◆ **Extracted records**
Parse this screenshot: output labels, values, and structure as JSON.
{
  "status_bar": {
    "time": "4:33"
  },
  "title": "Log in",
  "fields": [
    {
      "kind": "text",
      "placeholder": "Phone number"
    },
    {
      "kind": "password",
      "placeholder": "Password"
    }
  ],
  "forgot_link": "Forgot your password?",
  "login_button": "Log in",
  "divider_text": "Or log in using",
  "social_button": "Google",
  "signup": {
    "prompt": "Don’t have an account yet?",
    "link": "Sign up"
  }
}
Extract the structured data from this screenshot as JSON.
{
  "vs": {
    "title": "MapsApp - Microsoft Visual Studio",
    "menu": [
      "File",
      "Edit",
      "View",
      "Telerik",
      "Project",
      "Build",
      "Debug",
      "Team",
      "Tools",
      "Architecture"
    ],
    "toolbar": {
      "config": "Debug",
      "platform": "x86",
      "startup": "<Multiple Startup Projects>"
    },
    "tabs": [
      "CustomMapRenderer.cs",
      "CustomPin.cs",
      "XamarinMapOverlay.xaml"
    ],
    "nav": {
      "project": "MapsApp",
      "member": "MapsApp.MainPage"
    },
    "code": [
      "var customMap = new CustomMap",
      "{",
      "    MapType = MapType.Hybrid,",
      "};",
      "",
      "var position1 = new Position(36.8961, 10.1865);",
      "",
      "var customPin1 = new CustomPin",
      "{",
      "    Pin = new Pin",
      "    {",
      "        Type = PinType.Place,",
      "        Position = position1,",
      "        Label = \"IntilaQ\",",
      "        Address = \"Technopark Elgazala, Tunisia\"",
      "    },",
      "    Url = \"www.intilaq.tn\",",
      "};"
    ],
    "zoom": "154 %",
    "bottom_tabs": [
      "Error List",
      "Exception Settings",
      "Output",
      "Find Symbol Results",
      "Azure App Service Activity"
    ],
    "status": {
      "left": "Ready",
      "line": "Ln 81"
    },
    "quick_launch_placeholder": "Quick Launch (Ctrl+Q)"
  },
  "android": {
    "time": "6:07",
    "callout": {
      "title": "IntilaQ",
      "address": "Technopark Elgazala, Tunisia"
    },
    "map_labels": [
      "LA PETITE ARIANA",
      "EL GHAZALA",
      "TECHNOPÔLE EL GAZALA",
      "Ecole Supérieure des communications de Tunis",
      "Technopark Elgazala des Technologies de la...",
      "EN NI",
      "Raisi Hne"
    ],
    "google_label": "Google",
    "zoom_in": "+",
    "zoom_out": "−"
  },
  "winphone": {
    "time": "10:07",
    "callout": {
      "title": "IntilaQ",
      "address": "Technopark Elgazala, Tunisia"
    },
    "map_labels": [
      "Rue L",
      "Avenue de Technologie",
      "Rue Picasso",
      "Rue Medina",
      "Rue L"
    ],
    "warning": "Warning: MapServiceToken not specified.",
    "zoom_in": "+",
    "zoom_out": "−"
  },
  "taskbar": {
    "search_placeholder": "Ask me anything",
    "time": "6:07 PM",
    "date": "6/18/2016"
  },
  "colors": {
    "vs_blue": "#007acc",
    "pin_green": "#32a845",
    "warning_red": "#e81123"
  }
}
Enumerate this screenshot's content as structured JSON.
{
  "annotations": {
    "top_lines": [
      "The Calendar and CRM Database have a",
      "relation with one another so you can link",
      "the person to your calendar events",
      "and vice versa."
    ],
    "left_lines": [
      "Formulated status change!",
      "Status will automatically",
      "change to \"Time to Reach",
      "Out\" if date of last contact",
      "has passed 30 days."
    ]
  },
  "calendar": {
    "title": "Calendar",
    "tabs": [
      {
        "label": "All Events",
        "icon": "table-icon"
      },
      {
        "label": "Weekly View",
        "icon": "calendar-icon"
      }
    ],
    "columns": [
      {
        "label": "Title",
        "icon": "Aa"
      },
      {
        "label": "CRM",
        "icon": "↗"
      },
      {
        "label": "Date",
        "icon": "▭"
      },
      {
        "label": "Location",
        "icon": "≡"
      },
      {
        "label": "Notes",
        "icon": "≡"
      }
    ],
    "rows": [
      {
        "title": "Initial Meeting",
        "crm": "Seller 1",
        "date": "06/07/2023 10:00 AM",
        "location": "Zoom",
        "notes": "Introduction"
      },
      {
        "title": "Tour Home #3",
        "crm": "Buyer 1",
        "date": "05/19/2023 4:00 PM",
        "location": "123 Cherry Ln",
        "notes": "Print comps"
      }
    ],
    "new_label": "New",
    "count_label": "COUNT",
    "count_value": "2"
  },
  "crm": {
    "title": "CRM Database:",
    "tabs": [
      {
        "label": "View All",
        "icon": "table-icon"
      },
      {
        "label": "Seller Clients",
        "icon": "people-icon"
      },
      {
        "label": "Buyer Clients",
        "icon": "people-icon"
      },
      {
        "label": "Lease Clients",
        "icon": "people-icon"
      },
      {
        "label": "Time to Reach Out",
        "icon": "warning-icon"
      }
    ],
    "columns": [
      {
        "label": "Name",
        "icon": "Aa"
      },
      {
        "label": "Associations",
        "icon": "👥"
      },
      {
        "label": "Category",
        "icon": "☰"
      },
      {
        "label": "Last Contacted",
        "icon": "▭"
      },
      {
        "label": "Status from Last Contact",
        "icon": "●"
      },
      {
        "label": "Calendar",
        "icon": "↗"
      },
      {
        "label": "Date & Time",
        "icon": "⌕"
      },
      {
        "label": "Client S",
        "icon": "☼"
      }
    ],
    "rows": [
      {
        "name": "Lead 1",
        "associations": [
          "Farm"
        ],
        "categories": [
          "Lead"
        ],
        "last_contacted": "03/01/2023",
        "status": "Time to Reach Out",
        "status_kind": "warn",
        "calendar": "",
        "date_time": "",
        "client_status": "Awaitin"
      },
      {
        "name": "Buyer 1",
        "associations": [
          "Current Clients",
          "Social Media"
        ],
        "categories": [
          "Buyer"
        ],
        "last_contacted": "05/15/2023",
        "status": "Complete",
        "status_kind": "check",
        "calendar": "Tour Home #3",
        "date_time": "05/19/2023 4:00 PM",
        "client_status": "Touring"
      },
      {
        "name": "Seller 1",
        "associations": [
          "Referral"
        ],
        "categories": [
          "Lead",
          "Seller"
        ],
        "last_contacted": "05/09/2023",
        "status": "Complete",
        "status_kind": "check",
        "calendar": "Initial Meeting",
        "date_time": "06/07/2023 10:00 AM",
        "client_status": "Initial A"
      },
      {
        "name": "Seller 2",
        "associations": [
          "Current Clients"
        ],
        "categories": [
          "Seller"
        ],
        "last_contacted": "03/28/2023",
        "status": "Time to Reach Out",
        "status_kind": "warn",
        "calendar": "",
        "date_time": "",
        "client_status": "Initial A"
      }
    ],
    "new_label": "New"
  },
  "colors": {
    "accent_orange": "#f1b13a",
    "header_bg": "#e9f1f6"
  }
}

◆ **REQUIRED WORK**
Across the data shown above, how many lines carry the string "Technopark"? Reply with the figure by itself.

◆ **SOLUTION**
4